### The data
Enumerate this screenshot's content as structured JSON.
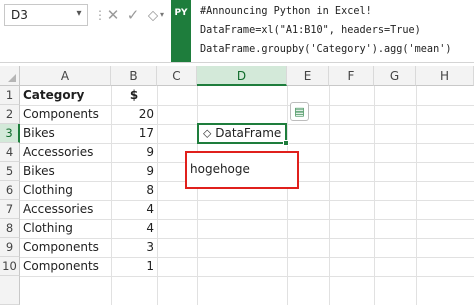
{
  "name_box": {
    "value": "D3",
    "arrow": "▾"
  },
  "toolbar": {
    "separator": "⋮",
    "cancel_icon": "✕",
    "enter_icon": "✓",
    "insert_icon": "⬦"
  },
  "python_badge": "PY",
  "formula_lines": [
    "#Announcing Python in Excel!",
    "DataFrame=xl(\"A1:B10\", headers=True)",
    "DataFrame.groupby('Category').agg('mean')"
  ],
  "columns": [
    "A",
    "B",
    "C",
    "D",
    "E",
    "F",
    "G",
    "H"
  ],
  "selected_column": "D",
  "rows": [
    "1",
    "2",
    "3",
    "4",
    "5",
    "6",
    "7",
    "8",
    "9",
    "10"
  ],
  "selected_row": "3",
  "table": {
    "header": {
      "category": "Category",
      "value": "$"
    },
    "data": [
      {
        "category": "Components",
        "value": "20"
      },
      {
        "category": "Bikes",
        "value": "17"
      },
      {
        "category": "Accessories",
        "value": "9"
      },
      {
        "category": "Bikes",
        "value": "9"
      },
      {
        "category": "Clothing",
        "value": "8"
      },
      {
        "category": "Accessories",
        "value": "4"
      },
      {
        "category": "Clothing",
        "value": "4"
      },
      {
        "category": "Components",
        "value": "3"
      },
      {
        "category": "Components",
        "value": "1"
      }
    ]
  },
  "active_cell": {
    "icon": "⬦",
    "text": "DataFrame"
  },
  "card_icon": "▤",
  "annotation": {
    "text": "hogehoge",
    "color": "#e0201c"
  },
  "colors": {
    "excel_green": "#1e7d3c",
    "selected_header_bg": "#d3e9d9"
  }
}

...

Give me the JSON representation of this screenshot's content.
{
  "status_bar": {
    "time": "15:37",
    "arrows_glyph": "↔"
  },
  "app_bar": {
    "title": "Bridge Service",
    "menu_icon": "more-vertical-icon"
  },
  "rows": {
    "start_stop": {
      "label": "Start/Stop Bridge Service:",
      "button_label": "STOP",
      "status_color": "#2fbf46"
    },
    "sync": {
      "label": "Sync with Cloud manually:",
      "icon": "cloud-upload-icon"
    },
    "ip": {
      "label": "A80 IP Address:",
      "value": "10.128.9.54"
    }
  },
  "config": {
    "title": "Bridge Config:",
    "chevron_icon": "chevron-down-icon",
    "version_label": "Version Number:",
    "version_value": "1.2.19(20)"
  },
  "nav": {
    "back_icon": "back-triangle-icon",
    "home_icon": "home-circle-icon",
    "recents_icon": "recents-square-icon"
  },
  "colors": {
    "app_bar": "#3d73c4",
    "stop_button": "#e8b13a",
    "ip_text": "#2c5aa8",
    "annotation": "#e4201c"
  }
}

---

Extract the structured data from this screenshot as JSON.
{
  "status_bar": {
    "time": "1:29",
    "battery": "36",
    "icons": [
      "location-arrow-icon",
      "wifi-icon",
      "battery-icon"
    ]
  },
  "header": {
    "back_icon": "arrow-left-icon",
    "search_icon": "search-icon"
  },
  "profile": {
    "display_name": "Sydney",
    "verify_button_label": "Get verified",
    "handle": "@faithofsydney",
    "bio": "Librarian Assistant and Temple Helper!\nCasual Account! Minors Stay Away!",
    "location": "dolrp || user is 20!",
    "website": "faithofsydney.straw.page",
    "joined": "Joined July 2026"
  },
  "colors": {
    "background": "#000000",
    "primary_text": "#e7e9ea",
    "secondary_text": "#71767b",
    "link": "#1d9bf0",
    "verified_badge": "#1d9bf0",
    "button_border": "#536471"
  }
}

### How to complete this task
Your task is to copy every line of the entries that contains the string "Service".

### Answer
    "title": "Bridge Service",
      "label": "Start/Stop Bridge Service:",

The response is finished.